• _WHAT IS BEING ASKED_
Nothing but the text belongs in the answer: the listing below, copied exactly, without pictures.
»»
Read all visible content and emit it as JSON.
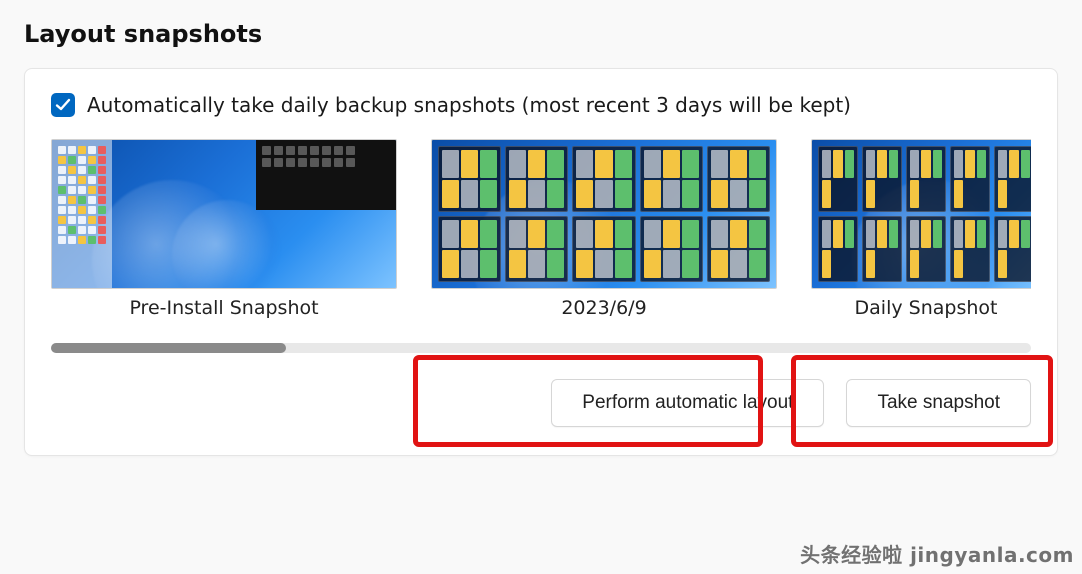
{
  "section": {
    "title": "Layout snapshots"
  },
  "checkbox": {
    "checked": true,
    "label": "Automatically take daily backup snapshots (most recent 3 days will be kept)"
  },
  "snapshots": [
    {
      "caption": "Pre-Install Snapshot"
    },
    {
      "caption": "2023/6/9"
    },
    {
      "caption": "Daily Snapshot"
    }
  ],
  "buttons": {
    "perform_auto_layout": "Perform automatic layout",
    "take_snapshot": "Take snapshot"
  },
  "watermark": "头条经验啦 jingyanla.com"
}
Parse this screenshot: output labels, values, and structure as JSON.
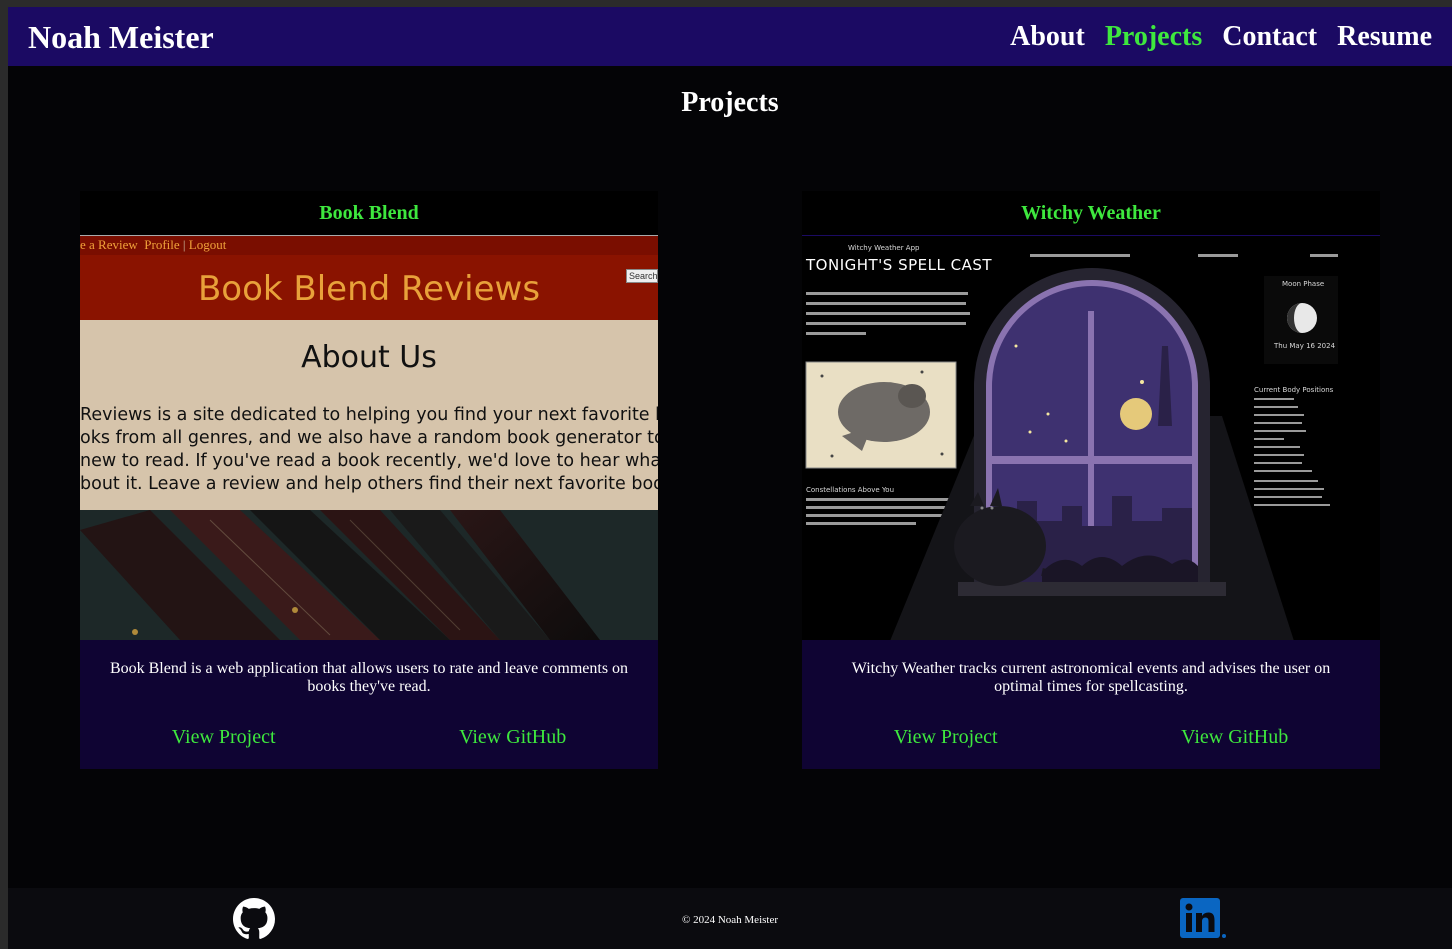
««
• _REPLY TO THE EXERCISE_
Read all visible content and emit it as JSON.
{
  "section": {
    "title": "Layout snapshots"
  },
  "checkbox": {
    "checked": true,
    "label": "Automatically take daily backup snapshots (most recent 3 days will be kept)"
  },
  "snapshots": [
    {
      "caption": "Pre-Install Snapshot"
    },
    {
      "caption": "2023/6/9"
    },
    {
      "caption": "Daily Snapshot"
    }
  ],
  "buttons": {
    "perform_auto_layout": "Perform automatic layout",
    "take_snapshot": "Take snapshot"
  },
  "watermark": "头条经验啦 jingyanla.com"
}
Parse this screenshot: output labels, values, and structure as JSON.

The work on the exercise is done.